Like most businesses, publishing is always on the hunt for the Next Big Thing, not only in what goes between the covers, but what’s on the front as well. As Wench Pat noted in her last blog, Cover Art follows fashion like everything else. As soon as one book with an interesting cover becomes a bestseller, every other art director in New York rushes to join the parade. In other words, Good Art is the Art that Sells.
Now what’s new is old. Old Masters, Fine Art, or just plain Paintings (it’s all in the capitalization, I guess) are gracing popular fiction. This kind of art has long been used on bookcovers, but usually on so-called classic fiction. Old art equaled old writing,
apparently, though in many readers’ minds, the sight of any “old” painting on a bookcover immediately brings to mind book reports and reading lists. I really wonder at some of these choices, too. What exactly does the worldly French Comtesse d’Haussonville (painted by Ingres in 1845) have to do with Jane Austen’s heroine Emma of a generation earlier?
The art on covers now is often cropped in more interesting ways (though don’t get me started on the head-less-ness; I’ll save that for another blog), and balanced with elaborate type and other design elements to make it seem more "fresh." Period art helps give a book historical credibility if the characters are based on real people. When I wrote about Sarah Churchill in Duchess, it made sense for my publisher to put her portrait on the cover. Though as I discovered when my publisher was choosing which portrait of Lady Castlemaine to put on the cover of Royal Harlot, it helps if your heroine’s face can pass current standards of attractiveness (For more about this, see my earlier blogs, Beauty & the Barbara, and Cover Girl.)
Lately paintings are turning up on mass market fiction, too. It’s an interesting trend, one that many of the WordWenches readers seem to be embracing. However, for the sake of fair reporting, I have to note that fine art covers on historical romances are, in several cases, proving more confusing than enticing. Readers aren’t “seeing” these covers as romances, and seem to feel a traditional clinch (however overdone) announces a romance much better than a 19th century portrait — or so the marketing folk are whispering with trepidation. Who knows for certain?
Personally, I’m all for using art from the era of the story for any historically-based book, whether it’s a romance, a western, action/war, or a fictionalized biography. I love art history, and a painting I recognize
makes me much more likely to pick up a book. Museums and other private collections are paid for the usage of these pictures, too, and I appreciate how those fees help keep such institutions afloat. And, frankly, it’s a lot easier to have a historical romance taken seriously when it has a handsome period cover (like Pam Rosenthal’s The Slightest Provocation here) instead of another luridly sweaty bodybuilder torso.
Which leads me to my Question of the Day: With all the thousands of historical images available around the world and over time, why are publishers using the same paintings over and over?
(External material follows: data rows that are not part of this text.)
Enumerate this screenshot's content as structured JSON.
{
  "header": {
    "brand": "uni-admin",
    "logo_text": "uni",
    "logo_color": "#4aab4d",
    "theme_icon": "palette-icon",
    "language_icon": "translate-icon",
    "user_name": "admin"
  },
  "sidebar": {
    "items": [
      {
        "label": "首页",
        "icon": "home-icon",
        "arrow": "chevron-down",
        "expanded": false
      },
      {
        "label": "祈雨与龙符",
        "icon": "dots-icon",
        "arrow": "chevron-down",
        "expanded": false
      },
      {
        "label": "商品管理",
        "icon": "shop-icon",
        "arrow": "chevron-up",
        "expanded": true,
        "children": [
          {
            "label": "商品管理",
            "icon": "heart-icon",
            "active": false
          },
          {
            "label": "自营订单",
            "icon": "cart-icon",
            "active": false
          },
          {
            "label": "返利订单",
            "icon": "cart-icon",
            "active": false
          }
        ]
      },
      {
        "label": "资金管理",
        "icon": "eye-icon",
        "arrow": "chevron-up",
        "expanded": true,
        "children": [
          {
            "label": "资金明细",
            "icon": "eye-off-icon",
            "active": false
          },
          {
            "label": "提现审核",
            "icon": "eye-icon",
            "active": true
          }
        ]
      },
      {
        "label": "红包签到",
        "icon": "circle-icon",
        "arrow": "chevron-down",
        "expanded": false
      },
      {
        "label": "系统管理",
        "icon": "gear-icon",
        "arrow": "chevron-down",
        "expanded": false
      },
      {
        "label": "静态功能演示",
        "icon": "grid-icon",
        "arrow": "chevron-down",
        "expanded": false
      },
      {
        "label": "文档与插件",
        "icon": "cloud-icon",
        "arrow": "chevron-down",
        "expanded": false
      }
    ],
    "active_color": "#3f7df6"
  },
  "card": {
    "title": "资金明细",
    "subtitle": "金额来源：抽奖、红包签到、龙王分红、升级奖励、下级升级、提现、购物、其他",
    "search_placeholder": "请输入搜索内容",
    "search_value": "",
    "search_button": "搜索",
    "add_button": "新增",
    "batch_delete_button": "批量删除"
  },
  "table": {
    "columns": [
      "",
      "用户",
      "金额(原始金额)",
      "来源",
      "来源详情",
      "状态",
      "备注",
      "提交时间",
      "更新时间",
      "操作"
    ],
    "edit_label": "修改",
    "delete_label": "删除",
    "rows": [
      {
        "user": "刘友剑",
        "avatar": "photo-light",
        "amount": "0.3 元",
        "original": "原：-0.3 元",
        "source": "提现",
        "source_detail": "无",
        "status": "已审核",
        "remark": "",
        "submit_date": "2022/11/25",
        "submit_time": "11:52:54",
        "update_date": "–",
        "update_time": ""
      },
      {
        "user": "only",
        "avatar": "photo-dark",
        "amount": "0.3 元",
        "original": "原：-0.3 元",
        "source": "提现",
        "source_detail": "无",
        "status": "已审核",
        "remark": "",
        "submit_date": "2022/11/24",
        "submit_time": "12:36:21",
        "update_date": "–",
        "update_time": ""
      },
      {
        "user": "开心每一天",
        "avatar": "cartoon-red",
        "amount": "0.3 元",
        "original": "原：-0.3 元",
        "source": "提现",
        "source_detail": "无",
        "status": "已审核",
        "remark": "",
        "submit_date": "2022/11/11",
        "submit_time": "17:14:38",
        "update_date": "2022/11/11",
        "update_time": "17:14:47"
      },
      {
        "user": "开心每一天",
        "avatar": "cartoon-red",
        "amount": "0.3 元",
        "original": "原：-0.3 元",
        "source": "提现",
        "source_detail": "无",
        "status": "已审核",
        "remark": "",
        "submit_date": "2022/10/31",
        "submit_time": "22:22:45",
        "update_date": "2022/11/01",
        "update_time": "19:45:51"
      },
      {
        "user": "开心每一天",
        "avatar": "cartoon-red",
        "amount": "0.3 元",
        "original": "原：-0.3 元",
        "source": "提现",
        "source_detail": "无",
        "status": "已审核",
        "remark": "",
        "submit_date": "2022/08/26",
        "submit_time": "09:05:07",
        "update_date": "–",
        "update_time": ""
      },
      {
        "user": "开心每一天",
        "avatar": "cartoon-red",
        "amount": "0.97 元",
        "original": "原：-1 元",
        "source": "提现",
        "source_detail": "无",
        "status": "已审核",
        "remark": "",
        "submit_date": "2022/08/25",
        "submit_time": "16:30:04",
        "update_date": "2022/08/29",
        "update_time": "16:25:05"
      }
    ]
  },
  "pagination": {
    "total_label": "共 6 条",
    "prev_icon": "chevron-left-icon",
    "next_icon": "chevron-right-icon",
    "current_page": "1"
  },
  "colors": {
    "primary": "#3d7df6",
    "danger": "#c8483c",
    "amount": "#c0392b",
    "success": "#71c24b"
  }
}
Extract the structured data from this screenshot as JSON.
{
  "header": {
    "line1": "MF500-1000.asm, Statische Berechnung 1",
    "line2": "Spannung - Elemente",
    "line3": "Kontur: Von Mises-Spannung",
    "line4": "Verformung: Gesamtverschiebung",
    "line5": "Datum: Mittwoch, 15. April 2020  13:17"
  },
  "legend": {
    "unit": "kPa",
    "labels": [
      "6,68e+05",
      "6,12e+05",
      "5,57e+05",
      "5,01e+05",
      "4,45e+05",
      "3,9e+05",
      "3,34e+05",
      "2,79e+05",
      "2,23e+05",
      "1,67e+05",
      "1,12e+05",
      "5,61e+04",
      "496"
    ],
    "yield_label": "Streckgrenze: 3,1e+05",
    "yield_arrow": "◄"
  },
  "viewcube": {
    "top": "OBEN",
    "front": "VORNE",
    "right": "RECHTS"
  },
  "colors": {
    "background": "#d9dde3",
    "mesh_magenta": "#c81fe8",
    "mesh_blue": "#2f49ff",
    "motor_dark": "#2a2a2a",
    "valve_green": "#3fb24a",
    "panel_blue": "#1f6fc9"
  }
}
Yes, I know, I’ve got the art-history-nerd-girl eye that spots these things at fifty
paces. But I can’t be the only one who’s noticed this, am I? Georgette Heyer’s books are (finally) being reissued in elegant formats worthy of her writing. But in my local big-box store, this new edition of The Infamous Army is on a table twenty feet from Confessions of a Jane Austen Addict. Arggh!
That’s only the beginning. Surely with all the beautiful art produced during the Tudor era by artists like Hans Holbein, there must be scads of images to use. Yet both The
Secret Diary of Anne Boleyn by Robin Maxwell and A Lady Raised High by Laurien Gardiner have the same painting on their covers Yes, it’s a picture of Henry VIII’s doomed second queen, but it wasn’t done in her lifetime, or even by an English artist. Instead it’s a highly romanticized version of Anne’s last days in the Tower of London, painted by Frenchman Edouard Cibot in 1835. Go figure.
Another French artist has had even greater success defining English ladies of the Regency era, at least if current cover-art is to be believed. Gerard’s portrait of (the French, not English) Juliette Recamier is luminously beautiful, and one of the most famous portraits of the early 19th century. Art directors all up and down Manhattan must agree, because Juliette’s turning up on covers lately with super-model frequency. Here she is, in various forms, gracing the books of Honorary Wench Candace Hern, Mary Balough, and Amanda Elyot.
But perhaps the trend is already fading. Philippa Gregory, the most successful of
current historical novelists, has never had a period-painting on a cover on her popular Tudor-set books. Instead her “look” has been over-painted photographs of costumed models, with lavish gold embossing and lush type. Yet the latest edition (the movie tie-in) of The Other Boleyn Girl looks more like one of the Gossip Girls series set in modern New York than the Tudors of sixteenth century England.
What do you think of fine art on book covers? Does it make you pick up a book, or pass on by? And how many other separated-at-birth covers have you seen in the stores?